The output for these parameters is: “{‘Mean’: 0.02334, ‘Standard deviation’: 0.0357, ‘Discount factor’: 4, ‘Begin withdrawal’: 0.49, ‘End withdrawal’: 0.45}”

So a person with a typical model and a discount factor 4x the returns of the S&P 500 would begin withdrawing part of their stake if the payout factor reached 0.49 and withdraw the entire stake if the payout factor got as low as 0.45

To use this code for your own model simply input the anticipated mean and standard deviation of your model’s scores as well as your subjective discount factor (as multiple of S&P 500 returns).
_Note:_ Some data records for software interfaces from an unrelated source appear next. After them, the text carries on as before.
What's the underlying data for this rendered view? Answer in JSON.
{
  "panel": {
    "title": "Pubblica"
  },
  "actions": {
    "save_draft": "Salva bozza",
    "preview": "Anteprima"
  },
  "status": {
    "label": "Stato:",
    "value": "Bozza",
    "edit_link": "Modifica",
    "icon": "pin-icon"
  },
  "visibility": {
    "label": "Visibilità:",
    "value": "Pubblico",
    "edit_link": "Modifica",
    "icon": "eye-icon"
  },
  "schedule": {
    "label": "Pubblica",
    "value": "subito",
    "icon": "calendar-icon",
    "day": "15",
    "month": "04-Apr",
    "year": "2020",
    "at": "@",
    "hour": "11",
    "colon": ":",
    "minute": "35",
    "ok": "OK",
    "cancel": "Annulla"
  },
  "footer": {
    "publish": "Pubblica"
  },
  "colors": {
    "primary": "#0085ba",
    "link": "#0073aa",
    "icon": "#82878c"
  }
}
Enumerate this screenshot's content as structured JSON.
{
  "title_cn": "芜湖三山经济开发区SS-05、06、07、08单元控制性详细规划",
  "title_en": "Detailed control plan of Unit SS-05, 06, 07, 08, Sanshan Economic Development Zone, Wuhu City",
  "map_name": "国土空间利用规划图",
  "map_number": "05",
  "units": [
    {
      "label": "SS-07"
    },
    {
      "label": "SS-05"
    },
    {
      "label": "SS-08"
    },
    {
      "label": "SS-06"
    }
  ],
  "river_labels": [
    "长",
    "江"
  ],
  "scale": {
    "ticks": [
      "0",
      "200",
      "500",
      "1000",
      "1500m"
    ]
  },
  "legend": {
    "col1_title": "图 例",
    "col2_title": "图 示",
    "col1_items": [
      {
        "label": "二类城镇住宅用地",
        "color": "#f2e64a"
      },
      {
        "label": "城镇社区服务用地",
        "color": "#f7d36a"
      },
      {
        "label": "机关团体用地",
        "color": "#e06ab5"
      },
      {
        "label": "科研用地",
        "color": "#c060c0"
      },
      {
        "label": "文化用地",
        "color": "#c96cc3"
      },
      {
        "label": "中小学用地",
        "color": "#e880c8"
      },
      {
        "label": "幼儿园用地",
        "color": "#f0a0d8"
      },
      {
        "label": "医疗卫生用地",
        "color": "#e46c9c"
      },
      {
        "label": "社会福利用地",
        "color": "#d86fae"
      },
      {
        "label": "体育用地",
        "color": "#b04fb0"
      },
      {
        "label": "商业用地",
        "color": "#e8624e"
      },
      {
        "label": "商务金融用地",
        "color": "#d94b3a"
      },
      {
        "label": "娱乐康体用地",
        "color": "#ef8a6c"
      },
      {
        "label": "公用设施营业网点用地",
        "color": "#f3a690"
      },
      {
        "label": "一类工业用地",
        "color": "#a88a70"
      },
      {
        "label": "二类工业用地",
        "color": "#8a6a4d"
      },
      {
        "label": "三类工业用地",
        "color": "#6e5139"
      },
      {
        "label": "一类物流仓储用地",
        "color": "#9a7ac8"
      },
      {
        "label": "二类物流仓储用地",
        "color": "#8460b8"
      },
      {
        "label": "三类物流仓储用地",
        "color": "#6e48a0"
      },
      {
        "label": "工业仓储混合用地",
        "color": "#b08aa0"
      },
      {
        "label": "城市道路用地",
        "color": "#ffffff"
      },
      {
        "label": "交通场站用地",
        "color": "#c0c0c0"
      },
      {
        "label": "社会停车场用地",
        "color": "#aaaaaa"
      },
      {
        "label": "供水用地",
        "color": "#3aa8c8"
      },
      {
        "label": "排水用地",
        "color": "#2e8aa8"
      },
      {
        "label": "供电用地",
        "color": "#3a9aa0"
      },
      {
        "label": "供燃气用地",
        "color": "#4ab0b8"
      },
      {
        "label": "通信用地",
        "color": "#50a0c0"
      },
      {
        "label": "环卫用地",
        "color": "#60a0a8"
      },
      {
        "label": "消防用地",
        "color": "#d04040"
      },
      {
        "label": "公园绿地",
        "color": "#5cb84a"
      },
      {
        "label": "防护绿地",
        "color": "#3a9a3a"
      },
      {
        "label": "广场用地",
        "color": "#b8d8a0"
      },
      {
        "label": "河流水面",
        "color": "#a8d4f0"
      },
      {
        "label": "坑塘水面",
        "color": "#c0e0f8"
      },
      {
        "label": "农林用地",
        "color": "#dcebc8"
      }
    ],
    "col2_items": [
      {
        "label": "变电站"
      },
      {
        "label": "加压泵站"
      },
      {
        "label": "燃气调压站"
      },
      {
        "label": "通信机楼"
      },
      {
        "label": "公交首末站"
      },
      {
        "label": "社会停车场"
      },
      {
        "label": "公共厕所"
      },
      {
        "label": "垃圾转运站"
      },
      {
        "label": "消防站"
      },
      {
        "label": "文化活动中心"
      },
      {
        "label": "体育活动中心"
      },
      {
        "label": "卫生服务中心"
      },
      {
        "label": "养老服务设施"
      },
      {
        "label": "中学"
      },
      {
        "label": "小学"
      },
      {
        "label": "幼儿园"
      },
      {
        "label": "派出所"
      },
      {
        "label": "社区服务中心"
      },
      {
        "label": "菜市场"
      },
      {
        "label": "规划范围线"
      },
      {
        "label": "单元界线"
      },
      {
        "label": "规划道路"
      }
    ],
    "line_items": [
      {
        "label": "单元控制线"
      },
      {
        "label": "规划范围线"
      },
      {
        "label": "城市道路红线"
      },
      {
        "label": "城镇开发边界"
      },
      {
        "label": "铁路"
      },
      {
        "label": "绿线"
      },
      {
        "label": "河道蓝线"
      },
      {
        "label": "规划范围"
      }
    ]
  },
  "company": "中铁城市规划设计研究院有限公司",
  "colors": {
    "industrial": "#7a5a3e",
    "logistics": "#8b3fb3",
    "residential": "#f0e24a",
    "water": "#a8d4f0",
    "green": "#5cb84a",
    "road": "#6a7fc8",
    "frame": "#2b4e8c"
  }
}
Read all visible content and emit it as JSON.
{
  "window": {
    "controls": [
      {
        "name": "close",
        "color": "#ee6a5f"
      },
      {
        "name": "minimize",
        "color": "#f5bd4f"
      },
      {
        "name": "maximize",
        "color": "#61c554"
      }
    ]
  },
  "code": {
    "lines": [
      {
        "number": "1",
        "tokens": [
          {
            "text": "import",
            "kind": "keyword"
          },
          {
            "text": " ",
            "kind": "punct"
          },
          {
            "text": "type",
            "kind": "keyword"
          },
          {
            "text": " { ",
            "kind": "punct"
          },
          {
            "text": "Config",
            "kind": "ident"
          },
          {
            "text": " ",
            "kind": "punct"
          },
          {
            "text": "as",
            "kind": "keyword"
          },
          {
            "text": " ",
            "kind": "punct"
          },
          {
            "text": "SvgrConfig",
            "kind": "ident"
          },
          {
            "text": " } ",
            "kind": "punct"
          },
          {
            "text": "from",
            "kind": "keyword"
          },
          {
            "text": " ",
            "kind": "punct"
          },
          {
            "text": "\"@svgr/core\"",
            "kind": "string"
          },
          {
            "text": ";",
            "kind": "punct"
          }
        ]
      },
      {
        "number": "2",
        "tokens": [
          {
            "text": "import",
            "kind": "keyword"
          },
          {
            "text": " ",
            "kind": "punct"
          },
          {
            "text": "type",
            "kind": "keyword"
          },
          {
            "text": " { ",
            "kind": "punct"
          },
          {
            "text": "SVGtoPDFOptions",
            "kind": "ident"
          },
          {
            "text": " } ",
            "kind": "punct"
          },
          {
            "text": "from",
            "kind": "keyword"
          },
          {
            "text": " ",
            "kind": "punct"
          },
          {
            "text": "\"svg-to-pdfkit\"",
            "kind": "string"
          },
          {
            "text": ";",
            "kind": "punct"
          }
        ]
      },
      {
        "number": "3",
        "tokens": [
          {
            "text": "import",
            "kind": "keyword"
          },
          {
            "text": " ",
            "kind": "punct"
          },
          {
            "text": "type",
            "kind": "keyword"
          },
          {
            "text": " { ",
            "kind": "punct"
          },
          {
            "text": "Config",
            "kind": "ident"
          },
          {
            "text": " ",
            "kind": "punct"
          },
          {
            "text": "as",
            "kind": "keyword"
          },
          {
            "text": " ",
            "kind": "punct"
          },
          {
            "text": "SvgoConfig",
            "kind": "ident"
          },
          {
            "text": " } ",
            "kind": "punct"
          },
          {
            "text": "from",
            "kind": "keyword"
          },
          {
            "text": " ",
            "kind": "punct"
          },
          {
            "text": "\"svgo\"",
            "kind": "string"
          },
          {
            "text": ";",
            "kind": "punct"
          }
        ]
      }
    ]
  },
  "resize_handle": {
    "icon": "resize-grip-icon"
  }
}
Below is about 32 starting and ending withdrawal rates for several different mean, std, and discount rate values:

Mean Standard deviation Discount factor Begin withdrawal End withdrawal
0.02334 0.0357 4 0.49 0.45
0.02334 0.0357 5 0.62 0.57
0.02334 0.0357 6 0.77 0.67
0.02334 0.0357 7 0.92 0.78
0.02334 0.04 7 0.97 0.78
0.02334 0.04 6 0.8 0.7
0.02334 0.04 5 0.64 0.56
0.02334 0.04 4 0.5 0.47
0.02334 0.04 3 0.36 0.34
0.02 0.04 3 0.44 0.42
0.02 0.04 4 0.61 0.53
0.02 0.04 5 0.8 0.66
0.02 0.04 6 1 0.8
0.03 0.04 6 0.57 0.53
0.03 0.04 5 0.47 0.44
0.03 0.04 4 0.37 0.36
0.03 0.04 3 0.27 0.26
0.03 0.03 3 0.27 0.27
0.03 0.03 4 0.37 0.36
0.03 0.03 5 0.45 0.44
0.03 0.03 6 0.55 0.53
0.02 0.03 6 0.89 0.78
0.02 0.03 5 0.72 0.65
0.02 0.03 4 0.57 0.52
0.02 0.03 3 0.41 0.41
0.02 0.02 3 0.4 0.39
0.02 0.02 4 0.54 0.53
0.02 0.02 5 0.68 0.65
0.02 0.02 6 0.83 0.78
0.02 0.02 7 0.98 0.93
0.02 0.03 7 0.98 0.93
0.03 0.03 7 0.65 0.62
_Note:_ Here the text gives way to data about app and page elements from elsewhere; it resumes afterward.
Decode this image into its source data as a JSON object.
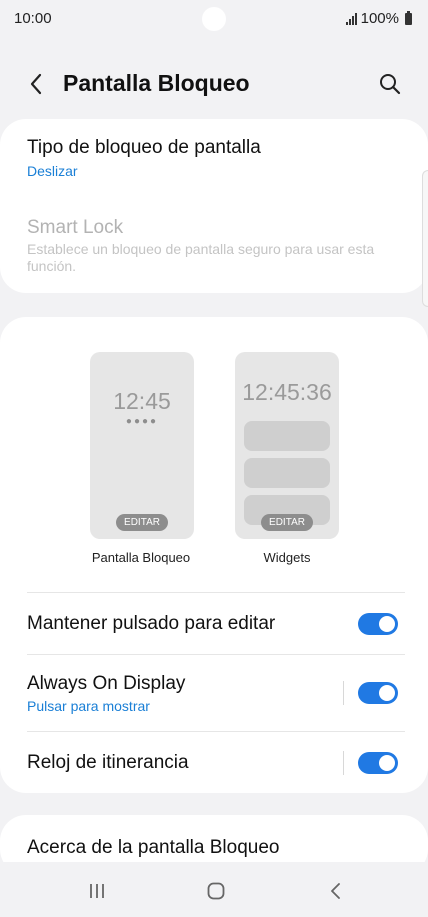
{
  "status_bar": {
    "time": "10:00",
    "battery": "100%"
  },
  "header": {
    "title": "Pantalla Bloqueo",
    "back_icon": "back-arrow-icon",
    "search_icon": "search-icon"
  },
  "security": {
    "lock_type": {
      "title": "Tipo de bloqueo de pantalla",
      "value": "Deslizar"
    },
    "smart_lock": {
      "title": "Smart Lock",
      "description": "Establece un bloqueo de pantalla seguro para usar esta función."
    }
  },
  "previews": [
    {
      "clock": "12:45",
      "dots": "●●●●",
      "edit": "EDITAR",
      "label": "Pantalla Bloqueo"
    },
    {
      "clock": "12:45:36",
      "edit": "EDITAR",
      "label": "Widgets"
    }
  ],
  "settings": [
    {
      "title": "Mantener pulsado para editar",
      "enabled": true
    },
    {
      "title": "Always On Display",
      "subtitle": "Pulsar para mostrar",
      "enabled": true
    },
    {
      "title": "Reloj de itinerancia",
      "enabled": true
    }
  ],
  "about": {
    "title": "Acerca de la pantalla Bloqueo"
  },
  "colors": {
    "accent": "#2079e3",
    "link": "#1a7fd6",
    "background": "#f2f2f4"
  }
}
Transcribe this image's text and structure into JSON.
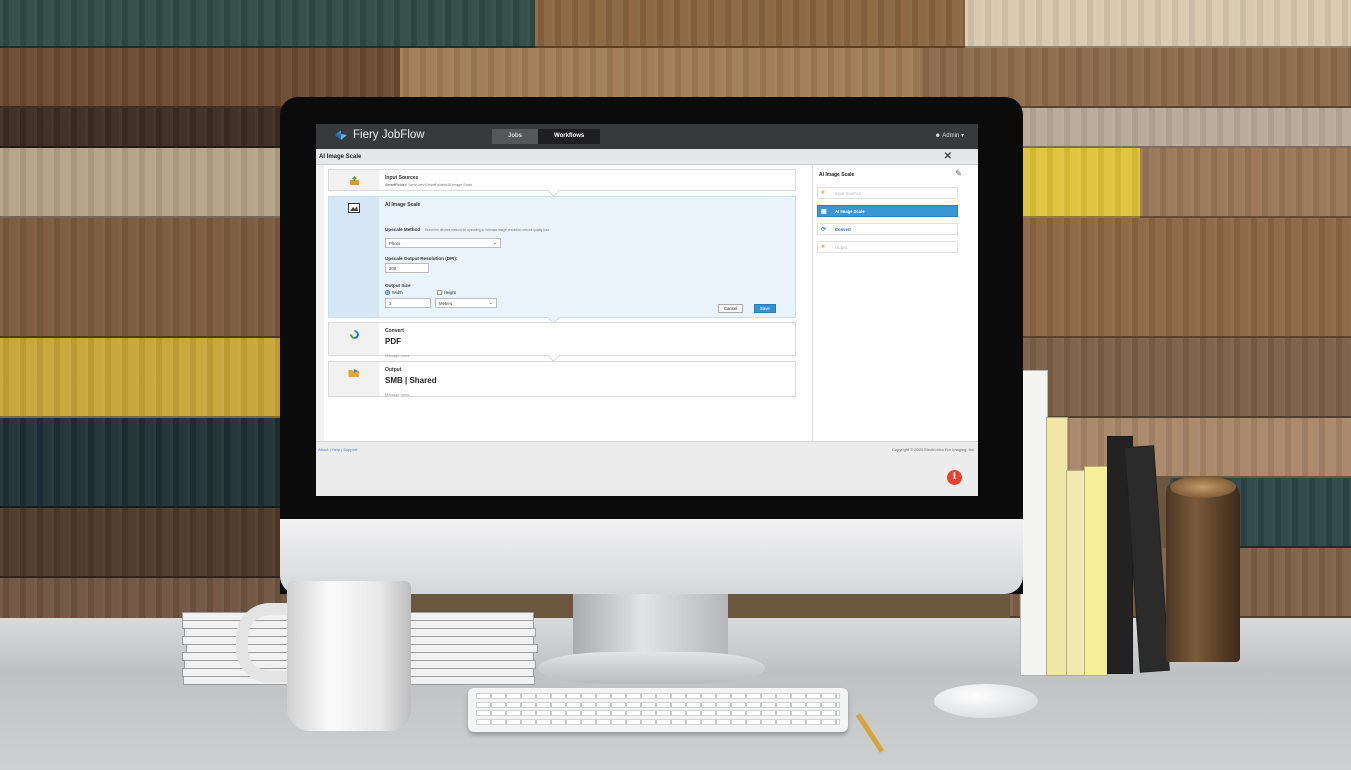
{
  "app": {
    "brand": "Fiery JobFlow",
    "tabs": [
      {
        "label": "Jobs"
      },
      {
        "label": "Workflows"
      }
    ],
    "user": "Admin",
    "page_title": "AI Image Scale"
  },
  "steps": {
    "input": {
      "title": "Input Sources",
      "prefix": "SmartFolder:",
      "path": "\\\\erch-dev\\SmartFolders\\AI Image Scale"
    },
    "scale": {
      "title": "AI Image Scale",
      "method_label": "Upscale Method",
      "method_hint": "Select the desired method for upscaling to increase image resolution without quality loss",
      "method_value": "Photo",
      "dpi_label": "Upscale Output Resolution (DPI):",
      "dpi_value": "200",
      "size_label": "Output Size",
      "width_label": "Width",
      "height_label": "Height",
      "size_value": "3",
      "unit_value": "Meters",
      "cancel": "Cancel",
      "save": "Save"
    },
    "convert": {
      "title": "Convert",
      "value": "PDF",
      "link": "Manage rules"
    },
    "output": {
      "title": "Output",
      "value": "SMB | Shared",
      "link": "Manage rules"
    }
  },
  "sidebar": {
    "title": "AI Image Scale",
    "items": [
      {
        "label": "Input Sources"
      },
      {
        "label": "AI Image Scale"
      },
      {
        "label": "Convert"
      },
      {
        "label": "Output"
      }
    ]
  },
  "footer": {
    "about": "About",
    "help": "Help",
    "support": "Support",
    "sep": "|",
    "copyright": "Copyright © 2020 Electronics For Imaging, Inc."
  },
  "colors": {
    "accent": "#3a97d3",
    "topbar": "#38393c",
    "info": "#e8432e"
  }
}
One of the interesting things I’ve noticed with these values is that a lot of the time there is very little space between the ‘begin withdrawing’ phase and the ‘withdraw absolutely everything’ phase which indicates that overwhelmingly often the optimal strategy is going to be to either not withdraw at all, or withdraw the entirety of the stake. This wasn’t my hypothesis going in and I’m still kind of have a hard time accepting it, but if we aren’t going to update are conceptions based on testing then what is even the point of testing.

On a related note, I am curious how people are deciding to manage when to withdraw their stake based on payout. So here’s a poll:

How do you decide when/how much NMR to withdraw from your stake